The data shown below were compiled from readership statistics for 29 Mendeley readers of this research output. Click here to see the associated Mendeley record.

Geographical breakdown

Country Count As %
Unknown 29 100%

Demographic breakdown

Readers by professional status Count As %
Professor 5 17%
Researcher 5 17%
Student > Ph. D. Student 5 17%
Student > Bachelor 3 10%
Student > Master 3 10%
Other 6 21%
Unknown 2 7%
Readers by discipline Count As %
Agricultural and Biological Sciences 9 31%
Neuroscience 8 28%
Biochemistry, Genetics and Molecular Biology 4 14%
Engineering 2 7%
Psychology 1 3%
Other 3 10%
Unknown 2 7%

Attention Score in Context
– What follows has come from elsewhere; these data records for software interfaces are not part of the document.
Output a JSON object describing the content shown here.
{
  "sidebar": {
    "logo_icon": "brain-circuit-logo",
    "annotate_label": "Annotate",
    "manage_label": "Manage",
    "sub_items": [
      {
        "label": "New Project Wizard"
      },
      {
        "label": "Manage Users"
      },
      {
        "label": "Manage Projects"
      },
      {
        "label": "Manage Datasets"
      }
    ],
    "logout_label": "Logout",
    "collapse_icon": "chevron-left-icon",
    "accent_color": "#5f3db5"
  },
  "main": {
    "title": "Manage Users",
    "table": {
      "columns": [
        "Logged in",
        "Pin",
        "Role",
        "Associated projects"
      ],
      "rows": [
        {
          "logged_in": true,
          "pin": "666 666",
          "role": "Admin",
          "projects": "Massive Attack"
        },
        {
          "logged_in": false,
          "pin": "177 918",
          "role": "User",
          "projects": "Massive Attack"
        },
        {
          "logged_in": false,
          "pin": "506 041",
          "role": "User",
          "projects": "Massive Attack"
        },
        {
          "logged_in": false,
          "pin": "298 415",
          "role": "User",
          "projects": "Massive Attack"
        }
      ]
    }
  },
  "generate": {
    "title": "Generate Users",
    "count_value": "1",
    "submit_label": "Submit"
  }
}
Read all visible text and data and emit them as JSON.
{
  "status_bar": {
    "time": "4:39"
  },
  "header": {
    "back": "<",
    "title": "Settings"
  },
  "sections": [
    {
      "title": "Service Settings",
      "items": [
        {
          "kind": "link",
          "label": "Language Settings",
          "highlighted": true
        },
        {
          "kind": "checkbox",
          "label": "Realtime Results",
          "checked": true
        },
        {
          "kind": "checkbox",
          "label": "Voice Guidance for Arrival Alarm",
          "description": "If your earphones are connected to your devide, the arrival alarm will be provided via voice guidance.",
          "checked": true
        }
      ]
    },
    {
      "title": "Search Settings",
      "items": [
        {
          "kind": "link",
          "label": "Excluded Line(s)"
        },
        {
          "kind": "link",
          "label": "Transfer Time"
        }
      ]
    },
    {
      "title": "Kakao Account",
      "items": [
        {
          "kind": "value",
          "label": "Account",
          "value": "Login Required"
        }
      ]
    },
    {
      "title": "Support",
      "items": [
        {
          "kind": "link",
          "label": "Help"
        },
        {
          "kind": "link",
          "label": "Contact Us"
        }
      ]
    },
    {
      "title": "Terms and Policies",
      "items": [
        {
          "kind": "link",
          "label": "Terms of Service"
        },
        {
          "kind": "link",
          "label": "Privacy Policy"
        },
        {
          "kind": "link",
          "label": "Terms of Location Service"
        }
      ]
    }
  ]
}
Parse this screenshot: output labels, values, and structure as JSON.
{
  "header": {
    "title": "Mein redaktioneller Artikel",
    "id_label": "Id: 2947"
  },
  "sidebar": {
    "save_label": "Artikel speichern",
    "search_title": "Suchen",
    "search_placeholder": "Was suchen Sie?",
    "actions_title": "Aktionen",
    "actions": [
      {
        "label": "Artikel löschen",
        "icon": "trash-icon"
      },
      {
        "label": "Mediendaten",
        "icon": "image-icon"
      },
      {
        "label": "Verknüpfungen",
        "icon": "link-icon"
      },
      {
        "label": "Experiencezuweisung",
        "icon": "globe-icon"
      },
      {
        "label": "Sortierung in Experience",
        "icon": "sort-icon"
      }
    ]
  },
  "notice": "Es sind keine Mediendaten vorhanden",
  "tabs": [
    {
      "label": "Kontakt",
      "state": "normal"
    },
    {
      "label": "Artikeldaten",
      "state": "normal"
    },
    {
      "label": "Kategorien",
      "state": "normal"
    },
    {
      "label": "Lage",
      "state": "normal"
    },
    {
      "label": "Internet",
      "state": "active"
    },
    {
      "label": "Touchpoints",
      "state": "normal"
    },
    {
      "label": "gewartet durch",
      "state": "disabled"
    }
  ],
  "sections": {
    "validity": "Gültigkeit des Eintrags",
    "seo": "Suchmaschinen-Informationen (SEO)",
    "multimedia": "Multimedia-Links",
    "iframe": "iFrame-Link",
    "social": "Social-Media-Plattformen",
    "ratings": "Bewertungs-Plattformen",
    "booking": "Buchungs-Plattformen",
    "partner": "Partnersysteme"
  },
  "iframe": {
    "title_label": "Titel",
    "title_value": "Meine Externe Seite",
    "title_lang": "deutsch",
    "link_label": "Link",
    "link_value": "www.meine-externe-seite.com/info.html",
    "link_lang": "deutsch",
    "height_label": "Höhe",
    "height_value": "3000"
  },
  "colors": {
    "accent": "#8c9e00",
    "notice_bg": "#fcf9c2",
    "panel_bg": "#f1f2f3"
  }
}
This research output has an Altmetric Attention Score of 1. This is our high-level measure of the quality and quantity of online attention that it has received. This Attention Score, as well as the ranking and number of research outputs shown below, was calculated when the research output was last mentioned on 18 July 2011.
All research outputs
#7,761,980
of 12,372,276 outputs
Outputs from BMC Neuroscience
#545
of 993 outputs
Outputs of similar age
#7,476,762
of 11,792,189 outputs
Outputs of similar age from BMC Neuroscience
#545
of 994 outputs
Altmetric has tracked 12,372,276 research outputs across all sources so far. This one is in the 23rd percentile – i.e., 23% of other outputs scored the same or lower than it.
So far Altmetric has tracked 993 research outputs from this source. They receive a mean Attention Score of 3.6. This one is in the 35th percentile – i.e., 35% of its peers scored the same or lower than it.
Older research outputs will score higher simply because they've had more time to accumulate mentions. To account for age we can compare this Altmetric Attention Score to the 11,792,189 tracked outputs that were published within six weeks on either side of this one in any source. This one is in the 22nd percentile – i.e., 22% of its contemporaries scored the same or lower than it.
We're also able to compare this research output to 994 others from the same source and published within six weeks on either side of this one. This one is in the 35th percentile – i.e., 35% of its contemporaries scored the same or lower than it.